------ RECORDS ------
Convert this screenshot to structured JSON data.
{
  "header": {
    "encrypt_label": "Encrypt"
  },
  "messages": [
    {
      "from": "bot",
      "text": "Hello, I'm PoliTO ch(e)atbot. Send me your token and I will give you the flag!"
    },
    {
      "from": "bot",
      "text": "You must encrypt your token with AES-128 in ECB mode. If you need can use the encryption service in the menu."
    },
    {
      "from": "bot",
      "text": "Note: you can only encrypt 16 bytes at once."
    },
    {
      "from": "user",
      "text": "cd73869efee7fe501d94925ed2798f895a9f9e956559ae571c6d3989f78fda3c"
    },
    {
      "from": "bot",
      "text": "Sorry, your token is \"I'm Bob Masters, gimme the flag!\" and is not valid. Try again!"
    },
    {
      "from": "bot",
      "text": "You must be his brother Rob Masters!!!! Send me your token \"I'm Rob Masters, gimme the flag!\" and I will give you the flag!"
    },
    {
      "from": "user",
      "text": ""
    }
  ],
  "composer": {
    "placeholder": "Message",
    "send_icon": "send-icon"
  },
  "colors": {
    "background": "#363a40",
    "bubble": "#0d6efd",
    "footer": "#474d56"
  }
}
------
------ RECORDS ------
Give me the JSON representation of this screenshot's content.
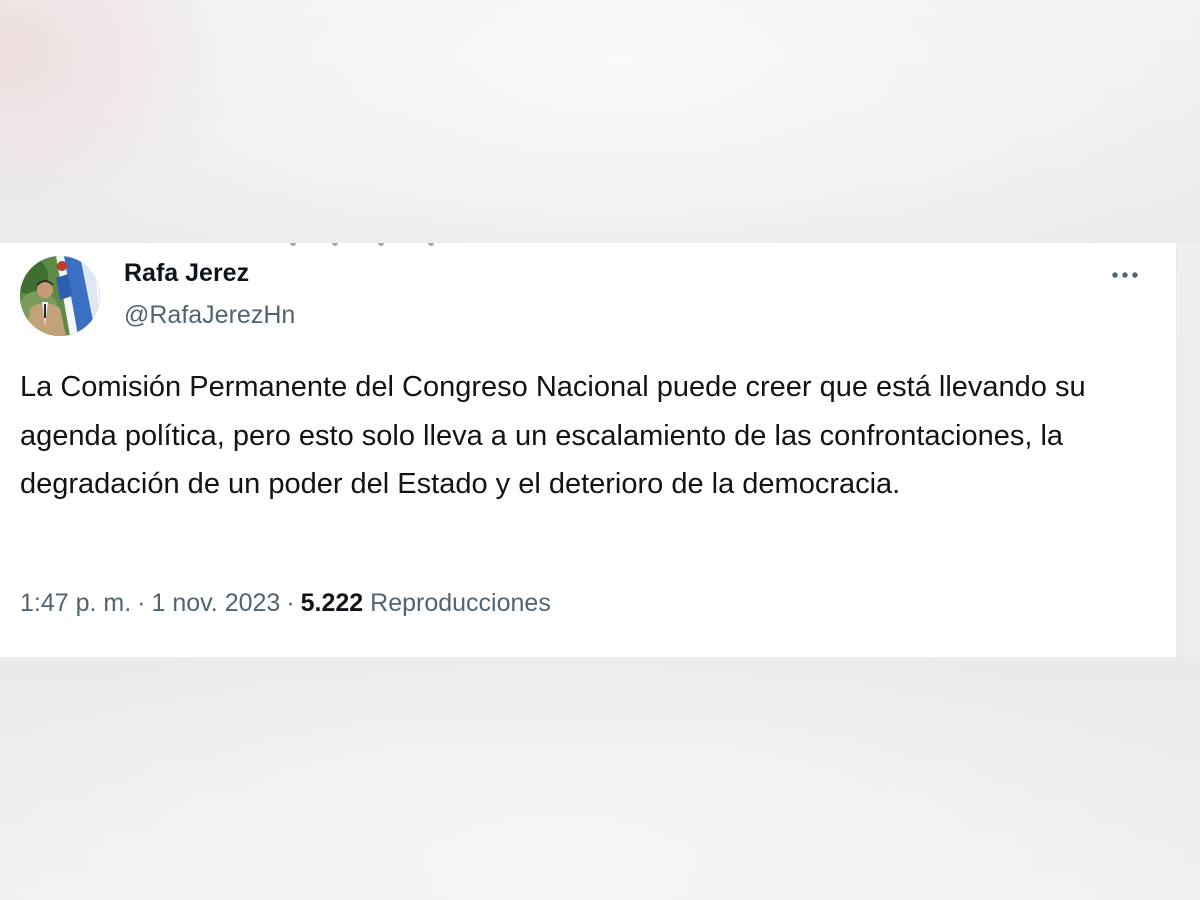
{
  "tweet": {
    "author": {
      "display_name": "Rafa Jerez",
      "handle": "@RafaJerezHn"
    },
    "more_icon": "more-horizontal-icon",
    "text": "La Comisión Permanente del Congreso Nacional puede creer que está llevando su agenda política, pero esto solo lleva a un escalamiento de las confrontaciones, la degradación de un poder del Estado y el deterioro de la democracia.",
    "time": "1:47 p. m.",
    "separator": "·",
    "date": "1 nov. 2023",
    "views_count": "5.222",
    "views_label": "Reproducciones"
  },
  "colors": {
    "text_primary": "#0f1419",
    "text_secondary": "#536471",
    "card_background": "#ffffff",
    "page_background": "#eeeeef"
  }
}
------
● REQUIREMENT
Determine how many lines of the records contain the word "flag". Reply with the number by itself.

● EXERCISE RESPONSE
3